ItemCharacterization of H2O vapor transport through Lunar Mare and Lunar Highland simulants at low pressures for in-situ resource utilization - Data Files(Georgia Institute of Technology, 2023) Farr, Tyler P. ; Jones, Brant M. ; Orlando, Thomas M. ; Loutzenhiser, Peter G. ; Georgia Institute of Technology. Exoskeleton and Prosthetic Intelligent Controls (EPIC) LabH2O(v) transport through packed beds of Lunar Mare and Lunar Highland simulants was examined for relevant in-situ resource utilization conditions to inform volatile H2O extraction from the lunar surface. Experiments were conducted with different packed beds at average bed pressures of 105 and 3,960 Pa at ~350K for different flow regimes in the range of 0.47 < < 20.7. A piecewise model was used to describe the transition between the advective flow regime to the Knudsen flow regime. Non-linear regression was used to determine a tortuosity shape factor of 2.6175 ± 0.0092 and 0.0937 ± 0.0008, a transition Knudsen number of 1.5984 and 4.0995, and a viscous flow permeability of 0.8238 ± 0.0010 × 10-12 m2 and 5.4805 ± 0.0061 × 10-12 m2 for the Lunar Mare simulant and Lunar Highland simulant, respectively. The resulting Knudsen diffusivities are 6.6530 ± 0.0018 cm2·s-1 and 18.9008 ± 0.0100 cm2·s-1, respectively.

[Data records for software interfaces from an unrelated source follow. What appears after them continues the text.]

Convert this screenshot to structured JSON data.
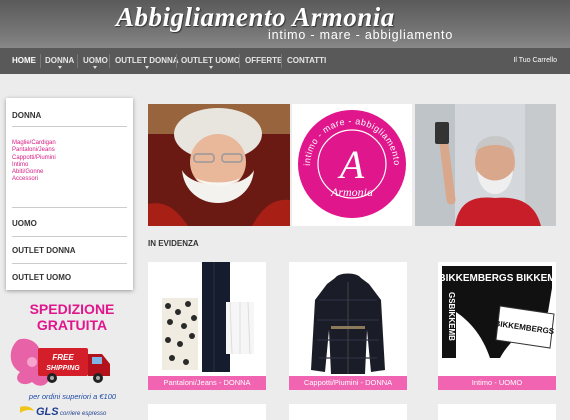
{
  "header": {
    "title": "Abbigliamento Armonia",
    "subtitle": "intimo - mare - abbigliamento"
  },
  "nav": {
    "items": [
      {
        "label": "HOME",
        "active": true,
        "has_dropdown": false
      },
      {
        "label": "DONNA",
        "active": false,
        "has_dropdown": true
      },
      {
        "label": "UOMO",
        "active": false,
        "has_dropdown": true
      },
      {
        "label": "OUTLET DONNA",
        "active": false,
        "has_dropdown": true
      },
      {
        "label": "OUTLET UOMO",
        "active": false,
        "has_dropdown": true
      },
      {
        "label": "OFFERTE",
        "active": false,
        "has_dropdown": false
      },
      {
        "label": "CONTATTI",
        "active": false,
        "has_dropdown": false
      }
    ],
    "cart_label": "Il Tuo Carrello"
  },
  "sidebar": {
    "donna": {
      "label": "DONNA",
      "items": [
        "Maglie/Cardigan",
        "Pantaloni/Jeans",
        "Cappotti/Piumini",
        "Intimo",
        "Abiti/Gonne",
        "Accessori"
      ]
    },
    "uomo": "UOMO",
    "outlet_donna": "OUTLET DONNA",
    "outlet_uomo": "OUTLET UOMO"
  },
  "promo": {
    "line1": "SPEDIZIONE",
    "line2": "GRATUITA",
    "truck_line1": "FREE",
    "truck_line2": "SHIPPING",
    "note": "per ordini superiori a €100",
    "courier": "GLS",
    "courier_sub": "corriere espresso"
  },
  "badge": {
    "top_text": "intimo - mare - abbigliamento",
    "letter": "A",
    "name": "Armonia"
  },
  "section_title": "IN EVIDENZA",
  "products": [
    {
      "label": "Pantaloni/Jeans - DONNA"
    },
    {
      "label": "Cappotti/Piumini - DONNA"
    },
    {
      "label": "Intimo - UOMO"
    }
  ],
  "brand_print": {
    "top": "BIKKEMBERGS BIKKEM",
    "side": "GSBIKKEMB",
    "front": "BIKKEMBERGS"
  },
  "colors": {
    "accent": "#e0168c",
    "label_pink": "#f064b1",
    "nav_bg": "#595959"
  }
}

These results are necessary for informing the development of in-situ resource utilization technologies for the thermal extraction of H2O.